Bushnell's Tour X laser rangefinder is perfect for tournament player

Bushnell’s Tour X laser rangefinder is perfect for tournament player

Golf takes a while to change, so it's no surprise that it took so long for the sport's governing bodies to view laser rangefinders as a good thing for the game.

For the recreational player and the tournament golfer alike, laser rangefinders keep play moving by speeding up the decision-making process for a player. Instead of pacing off yardages and performing sometimes slow mental math, players can use rangefinders to quickly get actionable information.

Laser rangefinder technology is now at the point where devices can factor in slope into its readings. That's great for the weekend warrior, but illegal for a tournament player. The USGA has deemed such devices illegal to use in competition of any kind because of the added information it gives a user. So, the folks at Bushnell came up with a product to assuage the governing body's concerns.

The new Tour X, available in April, brings together all of Bushnell's current technologies, but in a product that can easily and demonstrably switch between standard and slope-reading modes. An attachment carrying the slope-reading technology can be attached or removed from the front of the device, connecting via a mini-USB port. If the red attachment is on, the rangefinder can read slope. If the attachment is black, it can't. The USGA hasn't yet officially deemed the Tour X as conforming, but that ruling is expected soon.

The product otherwise offers some additional refinements, including the next generation of zoom and and ESP technology. The Pinseeker display allows a golfer to plainly see when they've hit the flag, with the device rated to be accurate to a distance of 450 yards,measuring to half-yard increments inside of 125 yards. The Jolt technology provides a small vibration to the user to let them know when they hit the flagstick. In addition, a user can toggle between a red or black display.

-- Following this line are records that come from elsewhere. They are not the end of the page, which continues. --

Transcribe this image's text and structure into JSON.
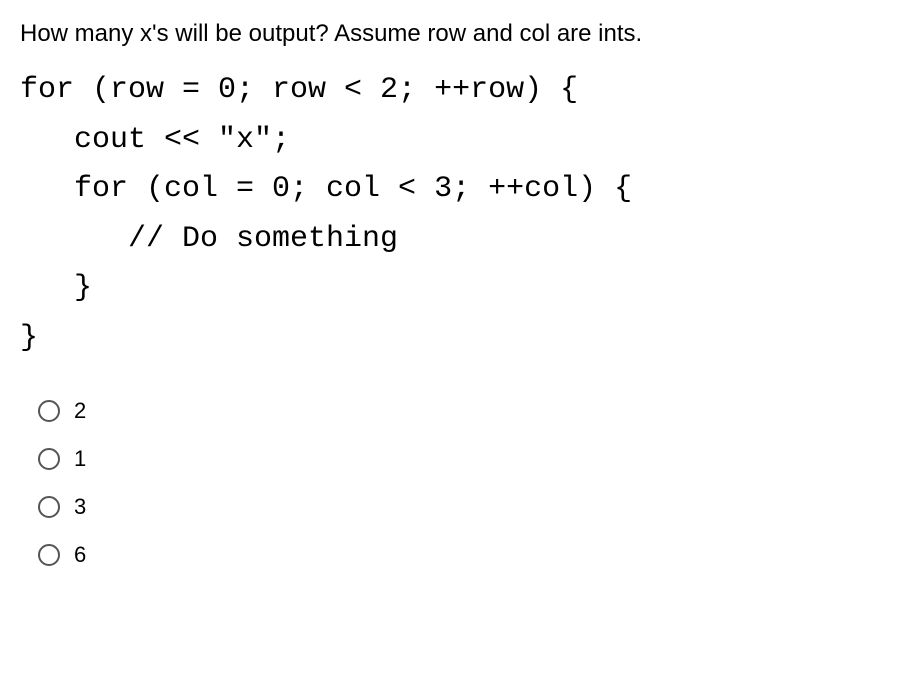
{
  "question": "How many x's will be output? Assume row and col are ints.",
  "code": {
    "line1": "for (row = 0; row < 2; ++row) {",
    "line2": "   cout << \"x\";",
    "line3": "   for (col = 0; col < 3; ++col) {",
    "line4": "      // Do something",
    "line5": "   }",
    "line6": "}"
  },
  "options": [
    {
      "label": "2"
    },
    {
      "label": "1"
    },
    {
      "label": "3"
    },
    {
      "label": "6"
    }
  ]
}
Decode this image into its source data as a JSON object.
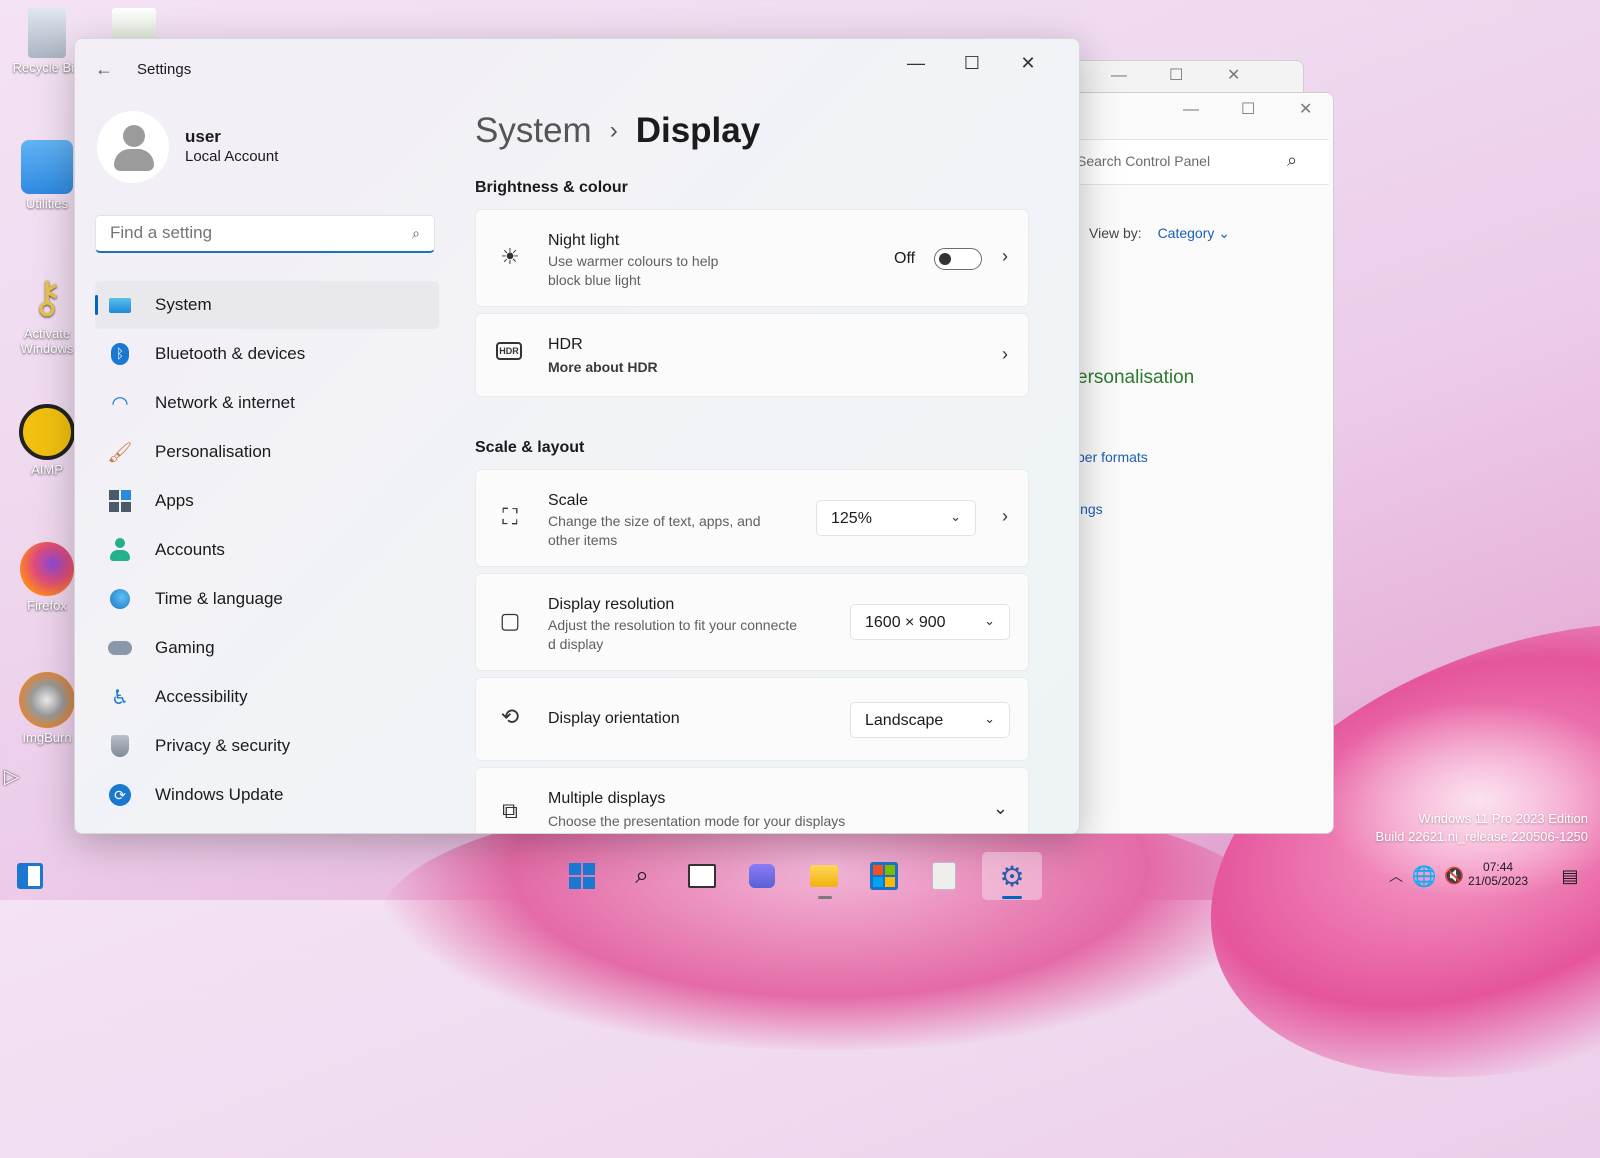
{
  "desktop": {
    "icons": [
      {
        "label": "Recycle Bin"
      },
      {
        "label": "Utilities"
      },
      {
        "label": "Activate Windows"
      },
      {
        "label": "AIMP"
      },
      {
        "label": "Firefox"
      },
      {
        "label": "ImgBurn"
      }
    ],
    "watermark": {
      "line1": "Windows 11 Pro 2023 Edition",
      "line2": "Build 22621.ni_release.220506-1250"
    }
  },
  "control_panel": {
    "search_placeholder": "Search Control Panel",
    "view_by_label": "View by:",
    "view_by_value": "Category",
    "personalisation_fragment": "ersonalisation",
    "number_formats_fragment": "ber formats",
    "settings_fragment": "ings"
  },
  "settings": {
    "app_title": "Settings",
    "user": {
      "name": "user",
      "account_type": "Local Account"
    },
    "search": {
      "placeholder": "Find a setting"
    },
    "nav": [
      {
        "label": "System",
        "icon": "system-icon",
        "active": true
      },
      {
        "label": "Bluetooth & devices",
        "icon": "bluetooth-icon"
      },
      {
        "label": "Network & internet",
        "icon": "wifi-icon"
      },
      {
        "label": "Personalisation",
        "icon": "brush-icon"
      },
      {
        "label": "Apps",
        "icon": "apps-icon"
      },
      {
        "label": "Accounts",
        "icon": "accounts-icon"
      },
      {
        "label": "Time & language",
        "icon": "clock-globe-icon"
      },
      {
        "label": "Gaming",
        "icon": "gamepad-icon"
      },
      {
        "label": "Accessibility",
        "icon": "accessibility-icon"
      },
      {
        "label": "Privacy & security",
        "icon": "shield-icon"
      },
      {
        "label": "Windows Update",
        "icon": "refresh-icon"
      }
    ],
    "breadcrumb": {
      "parent": "System",
      "separator": "›",
      "current": "Display"
    },
    "brightness_section": "Brightness & colour",
    "night_light": {
      "title": "Night light",
      "subtitle_line1": "Use warmer colours to help",
      "subtitle_line2": "block blue light",
      "state": "Off"
    },
    "hdr": {
      "title": "HDR",
      "subtitle": "More about HDR"
    },
    "scale_section": "Scale & layout",
    "scale": {
      "title": "Scale",
      "subtitle_line1": "Change the size of text, apps, and",
      "subtitle_line2": "other items",
      "value": "125%"
    },
    "resolution": {
      "title": "Display resolution",
      "subtitle_line1": "Adjust the resolution to fit your connecte",
      "subtitle_line2": "d display",
      "value": "1600 × 900"
    },
    "orientation": {
      "title": "Display orientation",
      "value": "Landscape"
    },
    "multiple": {
      "title": "Multiple displays",
      "subtitle": "Choose the presentation mode for your displays"
    }
  },
  "taskbar": {
    "clock_time": "07:44",
    "clock_date": "21/05/2023"
  },
  "colors": {
    "accent": "#0067c0",
    "toggle_off": "#333333"
  }
}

At $499, the Bushnell Golf Tour X is an investment. However, for the avid player who will benefit most from the flexibility of the device, it's one well worth making.

About the author


Golf News Net

We use the Golf News Net byline sometimes just to change things up. But, it's one of us humans writing the story, we promise.

Sometimes we post sponsored content from this account, and it is labeled as such.

We also occasionally include links to products and services from merchants of our choice. GNN may earn a commission from sales generated by those links. See more in GNN's affiliate disclosure.

What Viktor Hovland’s lost golf clubs can teach us about traveling with sticks Vokey SM9 wedges revealed this week on the PGA Tour Trump, PGA of America settle over cancelled PGA Championship The one thing Tiger Woods will never do in a golf tournament The new TaylorMade Stealth driver hits the USGA conforming list